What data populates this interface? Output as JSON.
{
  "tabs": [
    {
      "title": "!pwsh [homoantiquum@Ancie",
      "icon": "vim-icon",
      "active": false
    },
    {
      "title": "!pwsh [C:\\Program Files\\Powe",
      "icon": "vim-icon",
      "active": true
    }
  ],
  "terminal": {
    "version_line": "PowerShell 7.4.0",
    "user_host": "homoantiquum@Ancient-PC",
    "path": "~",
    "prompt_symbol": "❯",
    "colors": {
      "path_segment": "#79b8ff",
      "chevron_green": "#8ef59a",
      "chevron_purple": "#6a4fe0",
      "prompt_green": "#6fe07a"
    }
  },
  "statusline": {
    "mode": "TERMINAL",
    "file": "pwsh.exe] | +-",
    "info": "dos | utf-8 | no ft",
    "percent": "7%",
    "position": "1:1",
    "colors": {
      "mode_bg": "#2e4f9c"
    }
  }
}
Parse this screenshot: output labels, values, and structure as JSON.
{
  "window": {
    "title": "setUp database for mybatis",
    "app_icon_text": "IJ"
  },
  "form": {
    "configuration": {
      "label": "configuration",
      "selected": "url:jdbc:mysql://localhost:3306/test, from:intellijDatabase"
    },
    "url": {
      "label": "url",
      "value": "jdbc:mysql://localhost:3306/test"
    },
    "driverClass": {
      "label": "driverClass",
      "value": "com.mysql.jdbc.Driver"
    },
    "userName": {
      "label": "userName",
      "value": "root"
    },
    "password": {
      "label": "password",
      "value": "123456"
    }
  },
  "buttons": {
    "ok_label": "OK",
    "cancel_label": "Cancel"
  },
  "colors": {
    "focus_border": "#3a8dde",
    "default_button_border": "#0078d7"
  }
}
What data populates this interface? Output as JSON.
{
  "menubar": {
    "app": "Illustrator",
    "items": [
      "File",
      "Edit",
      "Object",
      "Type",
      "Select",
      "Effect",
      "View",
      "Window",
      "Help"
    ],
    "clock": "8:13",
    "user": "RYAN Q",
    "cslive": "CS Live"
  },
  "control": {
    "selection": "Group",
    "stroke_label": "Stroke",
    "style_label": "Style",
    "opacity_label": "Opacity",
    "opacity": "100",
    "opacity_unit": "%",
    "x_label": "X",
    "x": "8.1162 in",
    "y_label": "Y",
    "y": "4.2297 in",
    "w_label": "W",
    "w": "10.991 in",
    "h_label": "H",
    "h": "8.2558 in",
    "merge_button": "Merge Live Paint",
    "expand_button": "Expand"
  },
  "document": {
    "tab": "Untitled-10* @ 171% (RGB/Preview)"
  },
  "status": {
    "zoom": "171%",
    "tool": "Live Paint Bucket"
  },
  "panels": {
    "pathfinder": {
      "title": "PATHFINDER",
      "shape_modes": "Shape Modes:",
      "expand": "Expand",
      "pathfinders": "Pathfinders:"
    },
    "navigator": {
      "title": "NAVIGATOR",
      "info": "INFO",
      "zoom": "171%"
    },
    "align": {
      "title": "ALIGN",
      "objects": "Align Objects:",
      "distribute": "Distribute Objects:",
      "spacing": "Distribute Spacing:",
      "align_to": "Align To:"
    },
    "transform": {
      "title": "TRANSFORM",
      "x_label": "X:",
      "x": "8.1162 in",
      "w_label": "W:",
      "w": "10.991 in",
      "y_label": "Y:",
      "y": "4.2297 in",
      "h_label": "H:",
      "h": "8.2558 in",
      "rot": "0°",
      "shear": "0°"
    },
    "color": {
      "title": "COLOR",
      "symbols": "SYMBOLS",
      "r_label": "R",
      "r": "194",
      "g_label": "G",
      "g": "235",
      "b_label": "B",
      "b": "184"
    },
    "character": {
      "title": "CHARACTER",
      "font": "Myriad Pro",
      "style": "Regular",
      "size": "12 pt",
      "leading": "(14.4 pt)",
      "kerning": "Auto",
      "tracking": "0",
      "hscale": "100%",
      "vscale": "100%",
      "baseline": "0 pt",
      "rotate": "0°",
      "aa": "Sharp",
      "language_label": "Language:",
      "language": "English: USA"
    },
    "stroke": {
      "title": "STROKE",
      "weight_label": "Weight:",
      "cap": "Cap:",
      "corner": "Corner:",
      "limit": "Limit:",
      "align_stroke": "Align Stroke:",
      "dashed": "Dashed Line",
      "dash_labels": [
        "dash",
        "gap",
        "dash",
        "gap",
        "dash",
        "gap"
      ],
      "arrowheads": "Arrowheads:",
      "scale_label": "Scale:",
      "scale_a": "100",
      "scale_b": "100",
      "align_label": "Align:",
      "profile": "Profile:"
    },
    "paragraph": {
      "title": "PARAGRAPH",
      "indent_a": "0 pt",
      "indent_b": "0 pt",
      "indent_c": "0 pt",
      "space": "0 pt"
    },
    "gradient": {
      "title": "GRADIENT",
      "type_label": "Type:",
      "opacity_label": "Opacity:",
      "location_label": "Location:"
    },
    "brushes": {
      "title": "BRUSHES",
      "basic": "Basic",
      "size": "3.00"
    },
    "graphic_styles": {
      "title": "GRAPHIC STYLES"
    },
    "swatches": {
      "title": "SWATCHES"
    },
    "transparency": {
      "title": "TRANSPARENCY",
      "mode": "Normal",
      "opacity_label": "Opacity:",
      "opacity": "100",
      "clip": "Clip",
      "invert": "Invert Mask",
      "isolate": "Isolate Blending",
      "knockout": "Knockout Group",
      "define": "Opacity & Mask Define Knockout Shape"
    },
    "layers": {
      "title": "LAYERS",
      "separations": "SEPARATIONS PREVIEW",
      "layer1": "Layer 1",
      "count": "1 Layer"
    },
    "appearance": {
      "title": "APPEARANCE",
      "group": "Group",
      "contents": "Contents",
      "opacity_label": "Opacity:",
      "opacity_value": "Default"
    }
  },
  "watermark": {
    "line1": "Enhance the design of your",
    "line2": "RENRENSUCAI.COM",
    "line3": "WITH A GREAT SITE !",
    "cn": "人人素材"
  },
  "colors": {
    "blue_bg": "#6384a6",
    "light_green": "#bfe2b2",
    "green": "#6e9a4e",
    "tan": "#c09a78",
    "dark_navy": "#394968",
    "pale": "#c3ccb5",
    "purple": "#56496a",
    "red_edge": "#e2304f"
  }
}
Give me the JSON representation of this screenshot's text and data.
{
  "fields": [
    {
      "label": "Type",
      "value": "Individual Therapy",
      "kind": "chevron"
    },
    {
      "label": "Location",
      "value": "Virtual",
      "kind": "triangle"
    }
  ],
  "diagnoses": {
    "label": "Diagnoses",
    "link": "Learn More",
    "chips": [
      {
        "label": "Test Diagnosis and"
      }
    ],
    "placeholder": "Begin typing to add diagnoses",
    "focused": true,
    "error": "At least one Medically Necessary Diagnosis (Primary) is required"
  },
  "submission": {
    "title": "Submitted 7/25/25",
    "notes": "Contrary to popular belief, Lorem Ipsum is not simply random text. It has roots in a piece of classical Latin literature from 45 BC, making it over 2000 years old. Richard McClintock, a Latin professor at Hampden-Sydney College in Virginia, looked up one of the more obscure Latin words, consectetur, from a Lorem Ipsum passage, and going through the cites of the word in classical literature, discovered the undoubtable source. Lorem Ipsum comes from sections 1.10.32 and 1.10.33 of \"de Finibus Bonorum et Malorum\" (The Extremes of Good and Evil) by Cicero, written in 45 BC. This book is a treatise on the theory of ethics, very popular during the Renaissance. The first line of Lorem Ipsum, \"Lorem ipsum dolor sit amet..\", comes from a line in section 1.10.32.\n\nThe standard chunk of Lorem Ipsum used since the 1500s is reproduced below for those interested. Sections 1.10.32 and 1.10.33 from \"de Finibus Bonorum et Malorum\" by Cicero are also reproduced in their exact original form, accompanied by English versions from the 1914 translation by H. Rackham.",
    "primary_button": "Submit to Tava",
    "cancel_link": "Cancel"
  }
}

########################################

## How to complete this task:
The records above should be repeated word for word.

## Your response:
What data populates this interface? Output as JSON.
{
  "tabs": [
    {
      "title": "!pwsh [homoantiquum@Ancie",
      "icon": "vim-icon",
      "active": false
    },
    {
      "title": "!pwsh [C:\\Program Files\\Powe",
      "icon": "vim-icon",
      "active": true
    }
  ],
  "terminal": {
    "version_line": "PowerShell 7.4.0",
    "user_host": "homoantiquum@Ancient-PC",
    "path": "~",
    "prompt_symbol": "❯",
    "colors": {
      "path_segment": "#79b8ff",
      "chevron_green": "#8ef59a",
      "chevron_purple": "#6a4fe0",
      "prompt_green": "#6fe07a"
    }
  },
  "statusline": {
    "mode": "TERMINAL",
    "file": "pwsh.exe] | +-",
    "info": "dos | utf-8 | no ft",
    "percent": "7%",
    "position": "1:1",
    "colors": {
      "mode_bg": "#2e4f9c"
    }
  }
}
Parse this screenshot: output labels, values, and structure as JSON.
{
  "window": {
    "title": "setUp database for mybatis",
    "app_icon_text": "IJ"
  },
  "form": {
    "configuration": {
      "label": "configuration",
      "selected": "url:jdbc:mysql://localhost:3306/test, from:intellijDatabase"
    },
    "url": {
      "label": "url",
      "value": "jdbc:mysql://localhost:3306/test"
    },
    "driverClass": {
      "label": "driverClass",
      "value": "com.mysql.jdbc.Driver"
    },
    "userName": {
      "label": "userName",
      "value": "root"
    },
    "password": {
      "label": "password",
      "value": "123456"
    }
  },
  "buttons": {
    "ok_label": "OK",
    "cancel_label": "Cancel"
  },
  "colors": {
    "focus_border": "#3a8dde",
    "default_button_border": "#0078d7"
  }
}
What data populates this interface? Output as JSON.
{
  "menubar": {
    "app": "Illustrator",
    "items": [
      "File",
      "Edit",
      "Object",
      "Type",
      "Select",
      "Effect",
      "View",
      "Window",
      "Help"
    ],
    "clock": "8:13",
    "user": "RYAN Q",
    "cslive": "CS Live"
  },
  "control": {
    "selection": "Group",
    "stroke_label": "Stroke",
    "style_label": "Style",
    "opacity_label": "Opacity",
    "opacity": "100",
    "opacity_unit": "%",
    "x_label": "X",
    "x": "8.1162 in",
    "y_label": "Y",
    "y": "4.2297 in",
    "w_label": "W",
    "w": "10.991 in",
    "h_label": "H",
    "h": "8.2558 in",
    "merge_button": "Merge Live Paint",
    "expand_button": "Expand"
  },
  "document": {
    "tab": "Untitled-10* @ 171% (RGB/Preview)"
  },
  "status": {
    "zoom": "171%",
    "tool": "Live Paint Bucket"
  },
  "panels": {
    "pathfinder": {
      "title": "PATHFINDER",
      "shape_modes": "Shape Modes:",
      "expand": "Expand",
      "pathfinders": "Pathfinders:"
    },
    "navigator": {
      "title": "NAVIGATOR",
      "info": "INFO",
      "zoom": "171%"
    },
    "align": {
      "title": "ALIGN",
      "objects": "Align Objects:",
      "distribute": "Distribute Objects:",
      "spacing": "Distribute Spacing:",
      "align_to": "Align To:"
    },
    "transform": {
      "title": "TRANSFORM",
      "x_label": "X:",
      "x": "8.1162 in",
      "w_label": "W:",
      "w": "10.991 in",
      "y_label": "Y:",
      "y": "4.2297 in",
      "h_label": "H:",
      "h": "8.2558 in",
      "rot": "0°",
      "shear": "0°"
    },
    "color": {
      "title": "COLOR",
      "symbols": "SYMBOLS",
      "r_label": "R",
      "r": "194",
      "g_label": "G",
      "g": "235",
      "b_label": "B",
      "b": "184"
    },
    "character": {
      "title": "CHARACTER",
      "font": "Myriad Pro",
      "style": "Regular",
      "size": "12 pt",
      "leading": "(14.4 pt)",
      "kerning": "Auto",
      "tracking": "0",
      "hscale": "100%",
      "vscale": "100%",
      "baseline": "0 pt",
      "rotate": "0°",
      "aa": "Sharp",
      "language_label": "Language:",
      "language": "English: USA"
    },
    "stroke": {
      "title": "STROKE",
      "weight_label": "Weight:",
      "cap": "Cap:",
      "corner": "Corner:",
      "limit": "Limit:",
      "align_stroke": "Align Stroke:",
      "dashed": "Dashed Line",
      "dash_labels": [
        "dash",
        "gap",
        "dash",
        "gap",
        "dash",
        "gap"
      ],
      "arrowheads": "Arrowheads:",
      "scale_label": "Scale:",
      "scale_a": "100",
      "scale_b": "100",
      "align_label": "Align:",
      "profile": "Profile:"
    },
    "paragraph": {
      "title": "PARAGRAPH",
      "indent_a": "0 pt",
      "indent_b": "0 pt",
      "indent_c": "0 pt",
      "space": "0 pt"
    },
    "gradient": {
      "title": "GRADIENT",
      "type_label": "Type:",
      "opacity_label": "Opacity:",
      "location_label": "Location:"
    },
    "brushes": {
      "title": "BRUSHES",
      "basic": "Basic",
      "size": "3.00"
    },
    "graphic_styles": {
      "title": "GRAPHIC STYLES"
    },
    "swatches": {
      "title": "SWATCHES"
    },
    "transparency": {
      "title": "TRANSPARENCY",
      "mode": "Normal",
      "opacity_label": "Opacity:",
      "opacity": "100",
      "clip": "Clip",
      "invert": "Invert Mask",
      "isolate": "Isolate Blending",
      "knockout": "Knockout Group",
      "define": "Opacity & Mask Define Knockout Shape"
    },
    "layers": {
      "title": "LAYERS",
      "separations": "SEPARATIONS PREVIEW",
      "layer1": "Layer 1",
      "count": "1 Layer"
    },
    "appearance": {
      "title": "APPEARANCE",
      "group": "Group",
      "contents": "Contents",
      "opacity_label": "Opacity:",
      "opacity_value": "Default"
    }
  },
  "watermark": {
    "line1": "Enhance the design of your",
    "line2": "RENRENSUCAI.COM",
    "line3": "WITH A GREAT SITE !",
    "cn": "人人素材"
  },
  "colors": {
    "blue_bg": "#6384a6",
    "light_green": "#bfe2b2",
    "green": "#6e9a4e",
    "tan": "#c09a78",
    "dark_navy": "#394968",
    "pale": "#c3ccb5",
    "purple": "#56496a",
    "red_edge": "#e2304f"
  }
}
Give me the JSON representation of this screenshot's text and data.
{
  "fields": [
    {
      "label": "Type",
      "value": "Individual Therapy",
      "kind": "chevron"
    },
    {
      "label": "Location",
      "value": "Virtual",
      "kind": "triangle"
    }
  ],
  "diagnoses": {
    "label": "Diagnoses",
    "link": "Learn More",
    "chips": [
      {
        "label": "Test Diagnosis and"
      }
    ],
    "placeholder": "Begin typing to add diagnoses",
    "focused": true,
    "error": "At least one Medically Necessary Diagnosis (Primary) is required"
  },
  "submission": {
    "title": "Submitted 7/25/25",
    "notes": "Contrary to popular belief, Lorem Ipsum is not simply random text. It has roots in a piece of classical Latin literature from 45 BC, making it over 2000 years old. Richard McClintock, a Latin professor at Hampden-Sydney College in Virginia, looked up one of the more obscure Latin words, consectetur, from a Lorem Ipsum passage, and going through the cites of the word in classical literature, discovered the undoubtable source. Lorem Ipsum comes from sections 1.10.32 and 1.10.33 of \"de Finibus Bonorum et Malorum\" (The Extremes of Good and Evil) by Cicero, written in 45 BC. This book is a treatise on the theory of ethics, very popular during the Renaissance. The first line of Lorem Ipsum, \"Lorem ipsum dolor sit amet..\", comes from a line in section 1.10.32.\n\nThe standard chunk of Lorem Ipsum used since the 1500s is reproduced below for those interested. Sections 1.10.32 and 1.10.33 from \"de Finibus Bonorum et Malorum\" by Cicero are also reproduced in their exact original form, accompanied by English versions from the 1914 translation by H. Rackham.",
    "primary_button": "Submit to Tava",
    "cancel_link": "Cancel"
  }
}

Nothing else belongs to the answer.